## YOUR INSTRUCTIONS
The data below should be repeated exactly and in full.
SUPPLIED MATERIAL Start Marker
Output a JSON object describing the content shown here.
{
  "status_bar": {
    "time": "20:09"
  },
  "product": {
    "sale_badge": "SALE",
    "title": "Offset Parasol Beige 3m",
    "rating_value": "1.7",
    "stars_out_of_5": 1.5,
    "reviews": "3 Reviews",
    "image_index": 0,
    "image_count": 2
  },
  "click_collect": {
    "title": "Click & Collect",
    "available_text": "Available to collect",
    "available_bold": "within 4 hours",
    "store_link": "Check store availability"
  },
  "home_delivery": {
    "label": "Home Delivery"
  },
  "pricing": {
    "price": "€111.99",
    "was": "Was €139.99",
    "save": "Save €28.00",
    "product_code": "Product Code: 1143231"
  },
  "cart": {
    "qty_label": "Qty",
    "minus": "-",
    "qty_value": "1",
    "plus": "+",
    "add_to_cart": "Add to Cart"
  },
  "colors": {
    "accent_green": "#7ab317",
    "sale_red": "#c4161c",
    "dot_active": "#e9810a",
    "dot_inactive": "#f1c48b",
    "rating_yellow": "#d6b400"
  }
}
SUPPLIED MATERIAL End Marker
## FINISHED EXERCISE
Output a JSON object describing the content shown here.
{
  "status_bar": {
    "time": "20:09"
  },
  "product": {
    "sale_badge": "SALE",
    "title": "Offset Parasol Beige 3m",
    "rating_value": "1.7",
    "stars_out_of_5": 1.5,
    "reviews": "3 Reviews",
    "image_index": 0,
    "image_count": 2
  },
  "click_collect": {
    "title": "Click & Collect",
    "available_text": "Available to collect",
    "available_bold": "within 4 hours",
    "store_link": "Check store availability"
  },
  "home_delivery": {
    "label": "Home Delivery"
  },
  "pricing": {
    "price": "€111.99",
    "was": "Was €139.99",
    "save": "Save €28.00",
    "product_code": "Product Code: 1143231"
  },
  "cart": {
    "qty_label": "Qty",
    "minus": "-",
    "qty_value": "1",
    "plus": "+",
    "add_to_cart": "Add to Cart"
  },
  "colors": {
    "accent_green": "#7ab317",
    "sale_red": "#c4161c",
    "dot_active": "#e9810a",
    "dot_inactive": "#f1c48b",
    "rating_yellow": "#d6b400"
  }
}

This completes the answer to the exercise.